Fenoldopam mesylate in early acute tubular necrosis: a randomized, double-blind, placebo-controlled clinical trial.
N-acetylcysteine versus fenoldopam mesylate to prevent contrast agent-associated nephrotoxicity," Journal of the American College of Cardiology, vol.
The protective effect of fenoldopam may increase blood flow of the renal medulla in patients at risk of CIN5.
La administracion de fenoldopam, a diferencia de la dopamina, si ha demostrado reducir la mortalidad y la incidencia de terapia de remplazo renal, aunque le faltan datos solidos que lo confirmen de forma independiente (47).
Those that will be discussed here are dopamine, atrial natiuretic peptide, fenoldopam, and pentoxifylline.
Different pharmacological agents and procedures have been suggested to prevent radiocontrast nephropathy, including N-acetylcysteine, ascorbic acid, theophylline, fenoldopam, calcium antagonists and periprocedural haemofiltration with variable results (3).

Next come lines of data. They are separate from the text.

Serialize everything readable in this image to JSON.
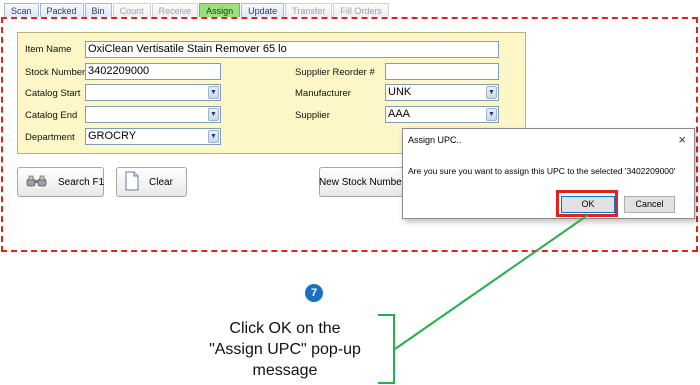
{
  "tabs": [
    {
      "label": "Scan",
      "state": "normal"
    },
    {
      "label": "Packed",
      "state": "normal"
    },
    {
      "label": "Bin",
      "state": "normal"
    },
    {
      "label": "Count",
      "state": "disabled"
    },
    {
      "label": "Receive",
      "state": "disabled"
    },
    {
      "label": "Assign",
      "state": "active"
    },
    {
      "label": "Update",
      "state": "normal"
    },
    {
      "label": "Transfer",
      "state": "disabled"
    },
    {
      "label": "Fill Orders",
      "state": "disabled"
    }
  ],
  "form": {
    "item_name_label": "Item Name",
    "item_name_value": "OxiClean Vertisatile Stain Remover 65 lo",
    "stock_number_label": "Stock Number",
    "stock_number_value": "3402209000",
    "supplier_reorder_label": "Supplier Reorder #",
    "supplier_reorder_value": "",
    "catalog_start_label": "Catalog Start",
    "catalog_start_value": "",
    "manufacturer_label": "Manufacturer",
    "manufacturer_value": "UNK",
    "catalog_end_label": "Catalog End",
    "catalog_end_value": "",
    "supplier_label": "Supplier",
    "supplier_value": "AAA",
    "department_label": "Department",
    "department_value": "GROCRY"
  },
  "buttons": {
    "search": "Search F1",
    "clear": "Clear",
    "new_stock_number": "New Stock Number"
  },
  "dialog": {
    "title": "Assign UPC..",
    "close": "×",
    "message": "Are you sure you want to assign this UPC to the selected '3402209000'",
    "ok": "OK",
    "cancel": "Cancel"
  },
  "annotation": {
    "step_number": "7",
    "instruction_line1": "Click OK on the",
    "instruction_line2": "\"Assign UPC\" pop-up",
    "instruction_line3": "message"
  },
  "colors": {
    "highlight_red": "#e2231a",
    "callout_green": "#22b14c",
    "step_blue": "#1a6fc3",
    "form_yellow": "#fdf7c7",
    "active_tab_green": "#9be07a"
  }
}
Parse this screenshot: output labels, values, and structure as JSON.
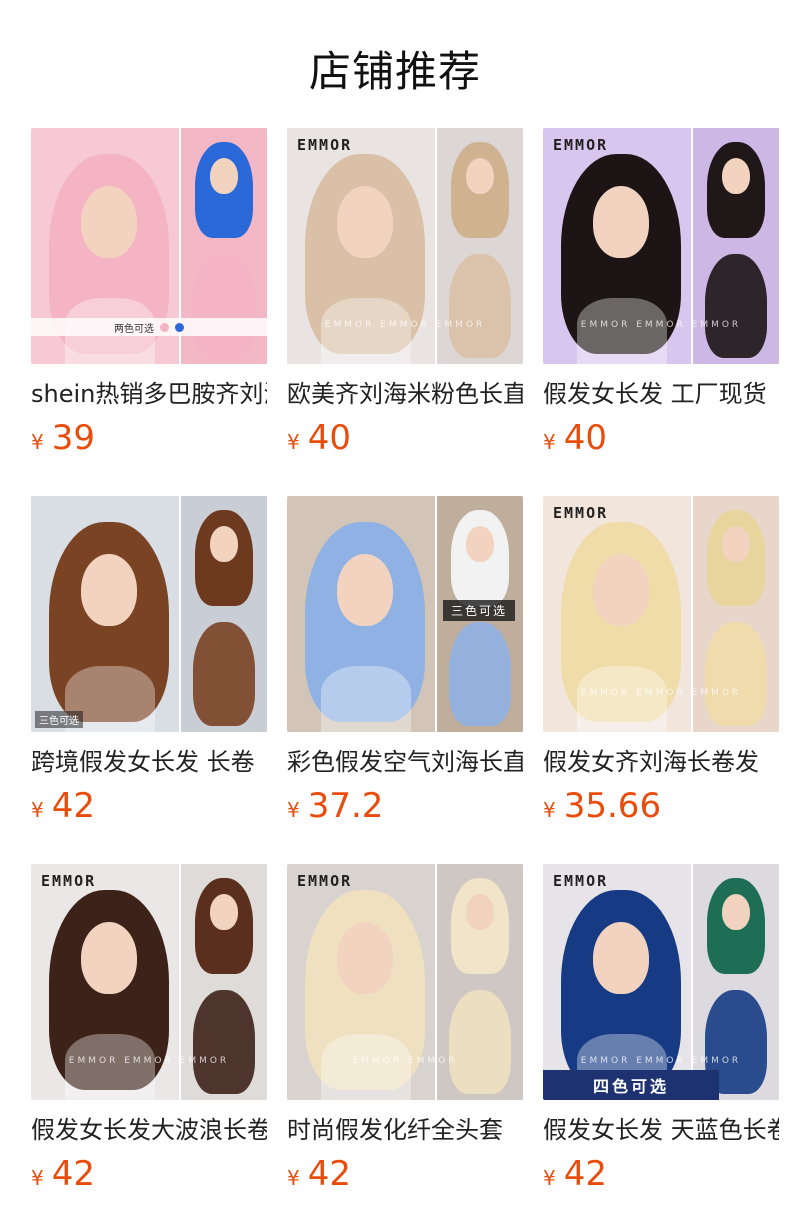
{
  "page_title": "店铺推荐",
  "products": [
    {
      "name": "shein热销多巴胺齐刘海",
      "price": "39",
      "currency": "¥",
      "brand_text": "",
      "badge": "两色可选",
      "badge_style": "strip",
      "bg": [
        "#f7c9d4",
        "#f4b7c6"
      ],
      "hair": [
        "#f4b4c4",
        "#2b68d8"
      ],
      "watermark": ""
    },
    {
      "name": "欧美齐刘海米粉色长直",
      "price": "40",
      "currency": "¥",
      "brand_text": "EMMOR",
      "badge": "",
      "badge_style": "",
      "bg": [
        "#e9e4e2",
        "#dcd6d4"
      ],
      "hair": [
        "#d9c0a6",
        "#cfb28f"
      ],
      "watermark": "EMMOR  EMMOR  EMMOR"
    },
    {
      "name": "假发女长发 工厂现货",
      "price": "40",
      "currency": "¥",
      "brand_text": "EMMOR",
      "badge": "",
      "badge_style": "",
      "bg": [
        "#d9c6ef",
        "#cdb7e4"
      ],
      "hair": [
        "#1d1515",
        "#201818"
      ],
      "watermark": "EMMOR  EMMOR  EMMOR"
    },
    {
      "name": "跨境假发女长发 长卷",
      "price": "42",
      "currency": "¥",
      "brand_text": "",
      "badge": "三色可选",
      "badge_style": "small",
      "bg": [
        "#d9dde4",
        "#c9ced6"
      ],
      "hair": [
        "#7a4324",
        "#6d3a1f"
      ],
      "watermark": ""
    },
    {
      "name": "彩色假发空气刘海长直",
      "price": "37.2",
      "currency": "¥",
      "brand_text": "",
      "badge": "三色可选",
      "badge_style": "mid",
      "bg": [
        "#d2c4b6",
        "#c0ae9c"
      ],
      "hair": [
        "#8fb1e4",
        "#f2f2f2"
      ],
      "watermark": ""
    },
    {
      "name": "假发女齐刘海长卷发",
      "price": "35.66",
      "currency": "¥",
      "brand_text": "EMMOR",
      "badge": "",
      "badge_style": "",
      "bg": [
        "#f1e5dc",
        "#e8d6cb"
      ],
      "hair": [
        "#efdca8",
        "#e8d59e"
      ],
      "watermark": "EMMOR  EMMOR  EMMOR"
    },
    {
      "name": "假发女长发大波浪长卷",
      "price": "42",
      "currency": "¥",
      "brand_text": "EMMOR",
      "badge": "",
      "badge_style": "",
      "bg": [
        "#eae7e6",
        "#dfdbd9"
      ],
      "hair": [
        "#3d2219",
        "#5b2f1e"
      ],
      "watermark": "EMMOR  EMMOR  EMMOR"
    },
    {
      "name": "时尚假发化纤全头套",
      "price": "42",
      "currency": "¥",
      "brand_text": "EMMOR",
      "badge": "",
      "badge_style": "",
      "bg": [
        "#d9d3cf",
        "#cec7c3"
      ],
      "hair": [
        "#efe0c0",
        "#f1e4c8"
      ],
      "watermark": "EMMOR  EMMOR"
    },
    {
      "name": "假发女长发 天蓝色长卷",
      "price": "42",
      "currency": "¥",
      "brand_text": "EMMOR",
      "badge": "四色可选",
      "badge_style": "bar",
      "bg": [
        "#e6e4e8",
        "#dcdade"
      ],
      "hair": [
        "#163b84",
        "#1d6e55"
      ],
      "watermark": "EMMOR  EMMOR  EMMOR"
    }
  ]
}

The technique avoids the systemic hy-potension and other adverse effects that have curtailed attempts at prophylactic periprocedural intravenous administration of agents such as fenoldopam for the prevention of contrast-induced nephropathy (CIN) in patients at high risk--particularly those with preexisting renal insufficiency and diabetes, said Dr.